- For the ReqIF Server we have decided to weave the revisions into the data model. Every transaction creates a new revision of one or more objects and/or relations. Consequently, the full state of data of any point in time is readily accessible. No baselining is needed. The complexity is hidden in the server and a web-app may or may not consider the revisions.
On a workstation with typically a single user, the most light-weight system stack is used. All needed infrastructure, such as embedded database and local web-server, are included in the installer. The size of the installer package is much smaller than an office suite.
A user can use the local installation in the same way as a remote server.
This configuration shares a server and does not need any installation on the client workstations; it can be used with a common web-browser.
The ReqIF Server respects the relevant standards of Java Enterprise Edition to allow for a wide range of configurations and platforms.

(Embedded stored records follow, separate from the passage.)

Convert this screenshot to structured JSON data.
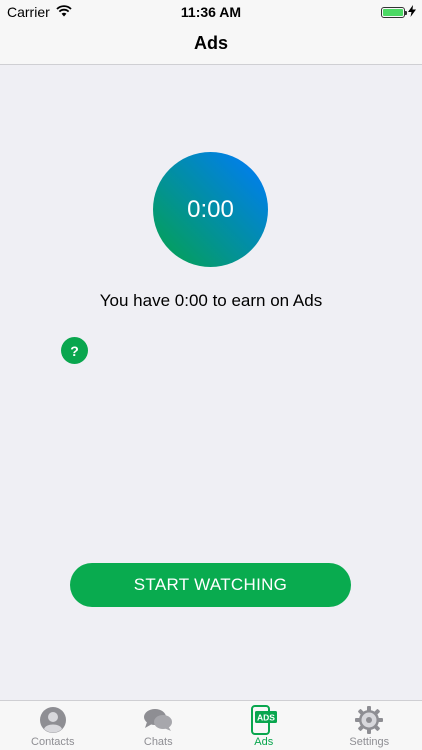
{
  "status_bar": {
    "carrier": "Carrier",
    "time": "11:36 AM",
    "icons": [
      "wifi-icon",
      "battery-icon",
      "charging-bolt-icon"
    ]
  },
  "nav": {
    "title": "Ads"
  },
  "timer": {
    "value": "0:00"
  },
  "earn_text": "You have 0:00 to earn on Ads",
  "help": {
    "label": "?"
  },
  "start_button": {
    "label": "START WATCHING"
  },
  "tabs": [
    {
      "label": "Contacts",
      "icon": "contacts-icon",
      "active": false
    },
    {
      "label": "Chats",
      "icon": "chats-icon",
      "active": false
    },
    {
      "label": "Ads",
      "icon": "ads-icon",
      "active": true,
      "icon_text": "ADS"
    },
    {
      "label": "Settings",
      "icon": "settings-icon",
      "active": false
    }
  ],
  "colors": {
    "accent_green": "#09a64e",
    "gradient_blue": "#007aff",
    "gradient_green": "#05a34a",
    "inactive_gray": "#8e8e93",
    "background": "#efeff4"
  }
}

|The most simple way to use the ReqIF Server is in an installation within a combined HTTP-Server and Servlet-Container, such as Apache Tomcat.||To improve performance at higher loads, an HTTP-Server may hand requests to a separate Servlet-Container or even distribute requests to several ones installed in parallel. Again, Apache Tomcat is a popular choice in this case.||In an enterprise environment the ReqIF Server is typically installed on a cluster of Application Servers such as Glassfish or JBoss, while the user requests are handled by Web-UIs in a Servlet-Container or by Portlets in a Web-Portal. Various technologies exist to implement Web-UIs and Portlets.|
Model-Driven Software Development

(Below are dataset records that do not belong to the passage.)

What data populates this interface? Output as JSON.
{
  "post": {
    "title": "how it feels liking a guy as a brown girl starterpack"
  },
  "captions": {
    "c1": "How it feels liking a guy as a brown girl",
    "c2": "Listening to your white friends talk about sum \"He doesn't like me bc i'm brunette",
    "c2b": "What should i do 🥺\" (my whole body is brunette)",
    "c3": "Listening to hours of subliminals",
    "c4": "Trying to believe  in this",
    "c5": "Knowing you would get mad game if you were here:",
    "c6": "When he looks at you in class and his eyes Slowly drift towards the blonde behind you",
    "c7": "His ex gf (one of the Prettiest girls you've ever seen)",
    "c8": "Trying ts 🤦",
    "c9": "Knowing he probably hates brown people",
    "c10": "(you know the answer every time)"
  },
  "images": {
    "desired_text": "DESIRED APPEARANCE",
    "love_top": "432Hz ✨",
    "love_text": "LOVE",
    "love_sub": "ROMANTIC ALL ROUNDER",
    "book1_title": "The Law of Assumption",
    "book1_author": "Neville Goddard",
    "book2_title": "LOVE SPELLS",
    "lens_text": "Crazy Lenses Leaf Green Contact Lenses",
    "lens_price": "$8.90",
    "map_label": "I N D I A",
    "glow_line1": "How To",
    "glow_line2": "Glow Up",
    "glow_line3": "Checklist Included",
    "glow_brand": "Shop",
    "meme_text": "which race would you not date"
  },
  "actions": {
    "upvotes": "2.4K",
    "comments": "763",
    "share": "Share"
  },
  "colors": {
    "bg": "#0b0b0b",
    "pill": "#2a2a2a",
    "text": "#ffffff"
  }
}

The ReqIF Server is being developed with model driven methods (MDD). The execution platform is the proven and tested business object framework orchideo|objects by eXXcellent solutions GmbH, Ulm. It maps the business objects to database tables and is responsible for persistence, data quality, logging and similar base services.

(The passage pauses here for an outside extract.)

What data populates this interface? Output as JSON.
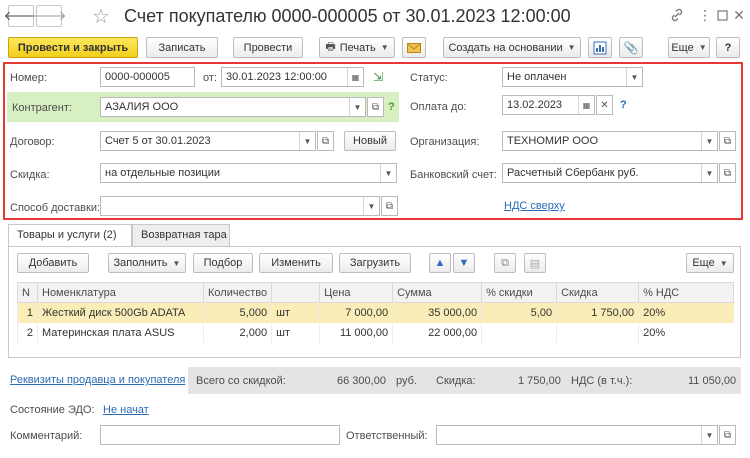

The RIF/ReqIF Schema, as standardized and provided by the Object Management Group (OMG), drives code-generators creating an exactly matching transaction engine with object versioning and access control. It establishes a common meta-model for requirement-management and system specifications. The meta-model is equally suited for business process models (BPNM or other standards) and system maps.
At runtime, the RIF/ReqIF Data holds both the object types and instances of the particular project. The object types are a model of a particular system specification - typical examples are 'Requirement', 'System Component' and 'Process Step'. Also, the relationship types between object types, such as 'depends-on" or "realizes" are defined. The object and the relationship instances finally are the concrete project data.
In most traditional systems, the model is hard-coded, wheras RIF/ReqIF and the ReqIF Server offer a dynamic data model for system specifications. The ReqIF Views and the Web-Services are also dynamically built from the RIF/ReqIF data. Thus, a new object type can be defined or another attribute can be added to an object at runtime.
The advantages of the approach are:
- 100% compatibility with the RIF/ReqIF standard.
- Dynamic data model significantly shortens the time to set-up a new application or project.
- Systematic, model-driven approach assures that all objects and relations behave alike.
- Application structure (model) comes with the data → „zero-setup“.
The ReqIF Server is both a versatile and easy-to-use software product based on open standards. Being built using model-driven-software-development methods, it is of exceptionally high quality. The ReqIF Server is being developed and licensed by eXXcellent solutions GmbH, Ulm.